Also missing is a discussion of the findings of scientific misconduct in clinical cases made between 1992 and 2004 by the Office of Research Integrity (ORI), part of the United States Public Health Service (PHS) in the Department of Health and Human Services (HHS), which would have been of interest to JCI readers. About 40 of the 150 findings have involved clinical or related nonclinical research with human subjects (S4, S5). The only such case described by Judson is a clinical trial on the use of mastectomy versus lumpectomy to treat breast cancer, conducted at St. Luc’s Hospital, Montreal, and coordinated by the University of Pittsburgh, in which the investigator falsified records to make more patients eligible for the study.
However, Judson includes a long, solid chapter on “The Baltimore Affair,” dealing with the allegations of falsification of data on the part of a Massachusetts Institute of Technology scientist and the overturning of the ORI’s 1994 finding against her in 1996 by the HHS appeals board. This case had been discussed in detail in 2 previous books, Science on trial: the whistle blower, the accused, and the Nobel laureate (S6), and The Baltimore case: a trial of politics, science, and character (S7), which also are not cited in Judson’s new book. To his credit, Judson personally reviewed records and interviewed witnesses, describing both in much the same style as he used in The eighth day of creation (S1), which makes the new book a fascinating read.
Also striking is Judson’s initial chapter, “A Culture of Fraud,” describing public cases of fraud by businessmen, social scientists, clergy, and others. The conclusion is obvious: a few scientists are likely no better and no worse than the few members of the general population who are crooks and charlatans. His epilogue includes a plea to restore high standards to the conduct of scientific research.

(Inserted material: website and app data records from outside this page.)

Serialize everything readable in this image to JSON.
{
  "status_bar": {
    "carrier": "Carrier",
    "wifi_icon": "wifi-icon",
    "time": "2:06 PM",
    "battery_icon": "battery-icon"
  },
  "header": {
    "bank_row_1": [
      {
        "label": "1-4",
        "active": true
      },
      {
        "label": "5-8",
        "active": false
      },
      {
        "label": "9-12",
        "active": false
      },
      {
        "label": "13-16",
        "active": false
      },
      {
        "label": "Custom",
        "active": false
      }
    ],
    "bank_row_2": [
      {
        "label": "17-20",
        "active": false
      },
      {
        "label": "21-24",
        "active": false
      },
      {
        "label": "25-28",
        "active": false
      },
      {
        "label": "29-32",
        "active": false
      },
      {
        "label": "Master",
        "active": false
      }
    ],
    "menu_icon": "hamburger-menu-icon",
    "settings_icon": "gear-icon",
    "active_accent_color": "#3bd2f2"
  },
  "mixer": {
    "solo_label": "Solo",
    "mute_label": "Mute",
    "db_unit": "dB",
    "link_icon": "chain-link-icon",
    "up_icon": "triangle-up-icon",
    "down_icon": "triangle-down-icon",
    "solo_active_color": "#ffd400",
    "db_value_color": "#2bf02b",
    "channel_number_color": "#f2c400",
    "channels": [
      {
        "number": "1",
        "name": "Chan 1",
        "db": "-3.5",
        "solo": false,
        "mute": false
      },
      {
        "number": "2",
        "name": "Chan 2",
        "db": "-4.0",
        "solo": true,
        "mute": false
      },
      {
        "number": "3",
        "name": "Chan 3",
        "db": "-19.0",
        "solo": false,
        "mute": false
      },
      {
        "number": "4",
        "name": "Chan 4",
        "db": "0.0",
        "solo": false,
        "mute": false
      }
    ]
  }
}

Several interesting chapters, titled “The problems of peer review,” “Authorship, ownership: problems of credit, plagiarism, and intellectual property,” and “Laboratory to law: the problems of institutions when misconduct is charged” will be enlightening and challenging to readers who deal with such problems and try to teach students how to avoid them in the responsible conduct of research. Judson examines self-governance in science and whether officials, editors, and peers can deal effectively, without conflicts of interest, with deviations from appropriate standards in conducting, reporting, and reviewing research. He focuses as well on the important role of whistle-blowers or complainants in challenging some reports for reasons of integrity. Judson’s book is accurate and timely, in that in 2000, the US Office of Science and Technology developed a uniform policy for dealing with allegations and investigations for all federal agencies. Each agency has since been publishing new policies or regulations; the revised HHS regulation should soon be finalized. In response, universities, research hospitals, and institutes are updating their policies and procedures, at least to address the federal government’s new definition: “Research misconduct is defined as fabrication, falsification, or plagiarism in proposing, performing, or reviewing research, or in reporting research results . . . [A] finding . . . requires that: there be a significant departure from accepted practices of the relevant research community; and the misconduct be committed intentionally, or knowingly, or recklessly; and the allegation be proven by a preponderance of evidence.” Judson has provided a nice history of the public debate over this definition through the 1990s and the creation of the ORI. His book accomplishes its goal, to describe and analyze the history of fraud in science and its impact on the scientific and public communities, and he examines what contributes to fraud. The book is recommended to readers interested in fundamental research ethics and their historical and political context in the new millennium.
This review represents the personal views of the author and not necessarily any position of the ORI, PHS, or HHS.
References are available online with this article; doi:10.1172/JCI200524343DS1.